_Assignment_
Return the entries below in full. Keep every word as it is.

_Excerpts from an interface dataset_
=====
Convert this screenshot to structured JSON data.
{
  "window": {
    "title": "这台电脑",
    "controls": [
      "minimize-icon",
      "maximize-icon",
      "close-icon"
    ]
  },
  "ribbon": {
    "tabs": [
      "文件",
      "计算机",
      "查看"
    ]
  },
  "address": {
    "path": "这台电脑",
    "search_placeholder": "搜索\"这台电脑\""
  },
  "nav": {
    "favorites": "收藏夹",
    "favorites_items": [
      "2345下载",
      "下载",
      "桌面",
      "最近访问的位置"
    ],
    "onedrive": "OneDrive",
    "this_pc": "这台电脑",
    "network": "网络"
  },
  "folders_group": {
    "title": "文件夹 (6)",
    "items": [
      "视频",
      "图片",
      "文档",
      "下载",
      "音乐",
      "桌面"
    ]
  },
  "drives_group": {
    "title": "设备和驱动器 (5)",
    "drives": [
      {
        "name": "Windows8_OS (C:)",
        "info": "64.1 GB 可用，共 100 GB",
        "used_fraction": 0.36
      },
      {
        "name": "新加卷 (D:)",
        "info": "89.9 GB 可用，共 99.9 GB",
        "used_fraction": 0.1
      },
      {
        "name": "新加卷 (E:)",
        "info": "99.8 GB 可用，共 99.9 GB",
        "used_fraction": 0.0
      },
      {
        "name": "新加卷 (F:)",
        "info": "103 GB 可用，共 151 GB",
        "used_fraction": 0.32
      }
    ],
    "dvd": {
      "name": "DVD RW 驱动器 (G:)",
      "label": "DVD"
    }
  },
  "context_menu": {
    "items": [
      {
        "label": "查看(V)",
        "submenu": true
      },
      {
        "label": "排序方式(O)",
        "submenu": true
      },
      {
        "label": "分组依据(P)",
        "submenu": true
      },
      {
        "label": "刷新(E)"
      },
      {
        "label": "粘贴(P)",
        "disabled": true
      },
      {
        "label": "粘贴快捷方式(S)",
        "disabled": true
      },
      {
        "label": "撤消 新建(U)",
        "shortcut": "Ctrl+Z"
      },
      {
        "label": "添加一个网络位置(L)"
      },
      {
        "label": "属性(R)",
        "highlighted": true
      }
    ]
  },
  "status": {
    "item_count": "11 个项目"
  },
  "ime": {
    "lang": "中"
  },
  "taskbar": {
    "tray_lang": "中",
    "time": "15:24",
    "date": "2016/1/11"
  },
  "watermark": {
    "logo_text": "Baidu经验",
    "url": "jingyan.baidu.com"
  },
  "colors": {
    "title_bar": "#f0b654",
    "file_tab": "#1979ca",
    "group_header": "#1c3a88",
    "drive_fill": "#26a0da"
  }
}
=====
_Answer area_
Convert this screenshot to structured JSON data.
{
  "window": {
    "title": "这台电脑",
    "controls": [
      "minimize-icon",
      "maximize-icon",
      "close-icon"
    ]
  },
  "ribbon": {
    "tabs": [
      "文件",
      "计算机",
      "查看"
    ]
  },
  "address": {
    "path": "这台电脑",
    "search_placeholder": "搜索\"这台电脑\""
  },
  "nav": {
    "favorites": "收藏夹",
    "favorites_items": [
      "2345下载",
      "下载",
      "桌面",
      "最近访问的位置"
    ],
    "onedrive": "OneDrive",
    "this_pc": "这台电脑",
    "network": "网络"
  },
  "folders_group": {
    "title": "文件夹 (6)",
    "items": [
      "视频",
      "图片",
      "文档",
      "下载",
      "音乐",
      "桌面"
    ]
  },
  "drives_group": {
    "title": "设备和驱动器 (5)",
    "drives": [
      {
        "name": "Windows8_OS (C:)",
        "info": "64.1 GB 可用，共 100 GB",
        "used_fraction": 0.36
      },
      {
        "name": "新加卷 (D:)",
        "info": "89.9 GB 可用，共 99.9 GB",
        "used_fraction": 0.1
      },
      {
        "name": "新加卷 (E:)",
        "info": "99.8 GB 可用，共 99.9 GB",
        "used_fraction": 0.0
      },
      {
        "name": "新加卷 (F:)",
        "info": "103 GB 可用，共 151 GB",
        "used_fraction": 0.32
      }
    ],
    "dvd": {
      "name": "DVD RW 驱动器 (G:)",
      "label": "DVD"
    }
  },
  "context_menu": {
    "items": [
      {
        "label": "查看(V)",
        "submenu": true
      },
      {
        "label": "排序方式(O)",
        "submenu": true
      },
      {
        "label": "分组依据(P)",
        "submenu": true
      },
      {
        "label": "刷新(E)"
      },
      {
        "label": "粘贴(P)",
        "disabled": true
      },
      {
        "label": "粘贴快捷方式(S)",
        "disabled": true
      },
      {
        "label": "撤消 新建(U)",
        "shortcut": "Ctrl+Z"
      },
      {
        "label": "添加一个网络位置(L)"
      },
      {
        "label": "属性(R)",
        "highlighted": true
      }
    ]
  },
  "status": {
    "item_count": "11 个项目"
  },
  "ime": {
    "lang": "中"
  },
  "taskbar": {
    "tray_lang": "中",
    "time": "15:24",
    "date": "2016/1/11"
  },
  "watermark": {
    "logo_text": "Baidu经验",
    "url": "jingyan.baidu.com"
  },
  "colors": {
    "title_bar": "#f0b654",
    "file_tab": "#1979ca",
    "group_header": "#1c3a88",
    "drive_fill": "#26a0da"
  }
}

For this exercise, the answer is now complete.